Article in Japanese
Clinical characteristics of retropharyngeal abscess in children
Junya TSUKAMOTO1), Kazuhiro UDA2,3), Mizuki YANO1), Kotaro ARAKI2,3), Kahoru FUKUOKA2,3), Takahiro MATSUSHIMA1), Satoko SUZUKI1), Hiroshi SAKAKIBARA1), Hiroshi HATAYA1), Yuho HORIKOSHI2,3)
Retropharyngeal abscesses typically occur among children younger than 5 years. The clinical presentation includes dysphagia, neck stiffness, and trismus; however, details about the duration of fever, incidence of clinical symptoms, and treatment have not yet been reported in Japanese children. This study reviewed cases of retropharyngeal abscess retrospectively between March 2010 and March 2019 at Tokyo Metropolitan Children's Medical Center and recorded the demographic data, symptoms, clinical course of the patients, and treatment. There were 27 and 6 cases of retropharyngeal abscess and cellulitis, respectively. The median age and percentage of male patients and that of children aged 5 years or older was 40 months, 76%, and 36%, respectively. Fever was observed in 97% of the cases, and the patients were diagnosed within three days in 45%. Common findings on examination included at least one of following in 97% of the cases: cervical swelling (79%), restricted neck movement (42%), snoring (30%) and drooling (15%). Initial treatment of ampicillin/sulbactam was administered and surgical drainage performed in 88% and 49% of the cases, respectively.

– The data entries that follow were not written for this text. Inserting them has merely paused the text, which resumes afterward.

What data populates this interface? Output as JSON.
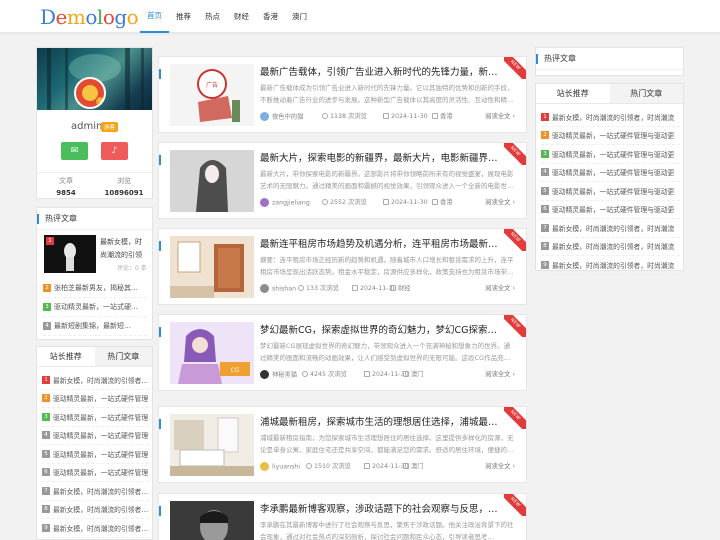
{
  "site": {
    "logo": "Demologo",
    "nav": [
      "首页",
      "推荐",
      "热点",
      "财经",
      "香港",
      "澳门"
    ],
    "active_nav": 0
  },
  "profile": {
    "name": "admin",
    "badge": "游客",
    "stats": [
      {
        "label": "文章",
        "value": "9854"
      },
      {
        "label": "浏览",
        "value": "10896091"
      }
    ]
  },
  "left_hot": {
    "title": "热评文章",
    "featured": {
      "num": "1",
      "title": "最新女模，时尚潮流的引领者…",
      "comments": "评论：0 条"
    },
    "items": [
      {
        "num": "2",
        "title": "张柏芝最新男友，揭秘其…"
      },
      {
        "num": "3",
        "title": "驱动精灵最新，一站式硬…"
      },
      {
        "num": "4",
        "title": "最新短剧集锦，最新短…"
      }
    ]
  },
  "left_rank": {
    "tabs": [
      "站长推荐",
      "热门文章"
    ],
    "items": [
      {
        "num": "1",
        "title": "最新女模，时尚潮流的引领者…"
      },
      {
        "num": "2",
        "title": "驱动精灵最新，一站式硬件管理…"
      },
      {
        "num": "3",
        "title": "驱动精灵最新，一站式硬件管理…"
      },
      {
        "num": "4",
        "title": "驱动精灵最新，一站式硬件管理…"
      },
      {
        "num": "5",
        "title": "驱动精灵最新，一站式硬件管理…"
      },
      {
        "num": "6",
        "title": "驱动精灵最新，一站式硬件管理…"
      },
      {
        "num": "7",
        "title": "最新女模，时尚潮流的引领者…"
      },
      {
        "num": "8",
        "title": "最新女模，时尚潮流的引领者…"
      },
      {
        "num": "9",
        "title": "最新女模，时尚潮流的引领者…"
      }
    ]
  },
  "right": {
    "hot_title": "热评文章",
    "tabs": [
      "站长推荐",
      "热门文章"
    ],
    "items": [
      {
        "num": "1",
        "title": "最新女模，时尚潮流的引领者，时尚潮流"
      },
      {
        "num": "2",
        "title": "驱动精灵最新，一站式硬件管理与驱动更"
      },
      {
        "num": "3",
        "title": "驱动精灵最新，一站式硬件管理与驱动更"
      },
      {
        "num": "4",
        "title": "驱动精灵最新，一站式硬件管理与驱动更"
      },
      {
        "num": "5",
        "title": "驱动精灵最新，一站式硬件管理与驱动更"
      },
      {
        "num": "6",
        "title": "驱动精灵最新，一站式硬件管理与驱动更"
      },
      {
        "num": "7",
        "title": "最新女模，时尚潮流的引领者，时尚潮流"
      },
      {
        "num": "8",
        "title": "最新女模，时尚潮流的引领者，时尚潮流"
      },
      {
        "num": "9",
        "title": "最新女模，时尚潮流的引领者，时尚潮流"
      }
    ]
  },
  "articles": [
    {
      "title": "最新广告载体，引领广告业进入新时代的先锋力量，新时代先…",
      "excerpt": "最新广告载体成为引领广告业进入新时代的先锋力量。它以其独特的优势和创新的手段，不断推动着广告行业的进步与发展。这种新型广告载体以其高度的灵活性、互动性和精…",
      "author": "夜色中的猫",
      "views": "1138 次浏览",
      "date": "2024-11-30",
      "category": "香港",
      "readmore": "阅读全文",
      "ribbon": "NEW",
      "avatar_color": "#7ab0e0"
    },
    {
      "title": "最新大片，探索电影的新疆界，最新大片，电影新疆界的探索…",
      "excerpt": "最新大片，带你探索电影的新疆界。这部影片将带你领略前所未有的视觉盛宴，展现电影艺术的无限魅力。通过精美的画面和震撼的视觉效果，引领观众进入一个全新的电影世…",
      "author": "zangjieliang",
      "views": "2552 次浏览",
      "date": "2024-11-30",
      "category": "香港",
      "readmore": "阅读全文",
      "ribbon": "NEW",
      "avatar_color": "#a06ec8"
    },
    {
      "title": "最新连平租房市场趋势及机遇分析，连平租房市场最新趋势与…",
      "excerpt": "摘要：连平租房市场正经历新的趋势和机遇。随着城市人口增长和租赁需求的上升，连平租房市场呈现出活跃态势。租金水平稳定，房源供应多样化，政策支持也为租赁市场带…",
      "author": "shishan",
      "views": "133 次浏览",
      "date": "2024-11-30",
      "category": "财经",
      "readmore": "阅读全文",
      "ribbon": "NEW",
      "avatar_color": "#8c8c8c"
    },
    {
      "title": "梦幻最新CG，探索虚拟世界的奇幻魅力，梦幻CG探索虚拟世…",
      "excerpt": "梦幻最新CG展现虚拟世界的奇幻魅力，带领观众进入一个充满神秘和想象力的世界。通过精美的画面和流畅的动画效果，让人们感受到虚拟世界的无限可能。这段CG作品充…",
      "author": "神秘黑猫",
      "views": "4245 次浏览",
      "date": "2024-11-30",
      "category": "澳门",
      "readmore": "阅读全文",
      "ribbon": "NEW",
      "avatar_color": "#333333"
    },
    {
      "title": "浦城最新租房，探索城市生活的理想居住选择，浦城最新租房…",
      "excerpt": "浦城最新租房指南，为您探索城市生活理想居住的居住选择。这里提供多样化的房源，无论是单身公寓、家庭住宅还是共享空间，都能满足您的需求。舒适的居住环境，便捷的…",
      "author": "liyuanshi",
      "views": "1510 次浏览",
      "date": "2024-11-30",
      "category": "澳门",
      "readmore": "阅读全文",
      "ribbon": "NEW",
      "avatar_color": "#e8c040"
    },
    {
      "title": "李承鹏最新博客观察，涉政话题下的社会观察与反思，李承鹏…",
      "excerpt": "李承鹏在其最新博客中进行了社会观察与反思，聚焦于涉政话题。他关注政治背景下的社会现象，通过对社会热点的深刻剖析，探讨社会问题和民众心态，引导读者思考…",
      "author": "",
      "views": "",
      "date": "",
      "category": "",
      "readmore": "",
      "ribbon": "NEW",
      "avatar_color": "#aaaaaa"
    }
  ],
  "colors": {
    "accent": "#2d8cd8",
    "ribbon": "#e23b3b",
    "green": "#4cbd5c",
    "red": "#ef5b5b",
    "badge": "#f7a21b"
  }
}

In conclusion, cases with a short duration of fever (< 3 days) and/or older age (≥ 5 years) were common. Despite the challenges of diagnosing retropharyngeal abscess early, cervical swelling, restricted neck movement, snoring, and drooling might be helpful clues.
1) Department of General Pediatrics, Tokyo Metropolitan Children's Medical Center
2) Division of Infectious Diseases, Department of Pediatrics, Tokyo Metropolitan Children's Medical Center
3) Division of Immunology, Department of Pediatrics, Tokyo Metropolitan Children's Medical Center
|Key words||retropharyngeal abscess, deep neck abscess, children|
|Received||September 26, 2019|
|Accepted||January 6, 2020|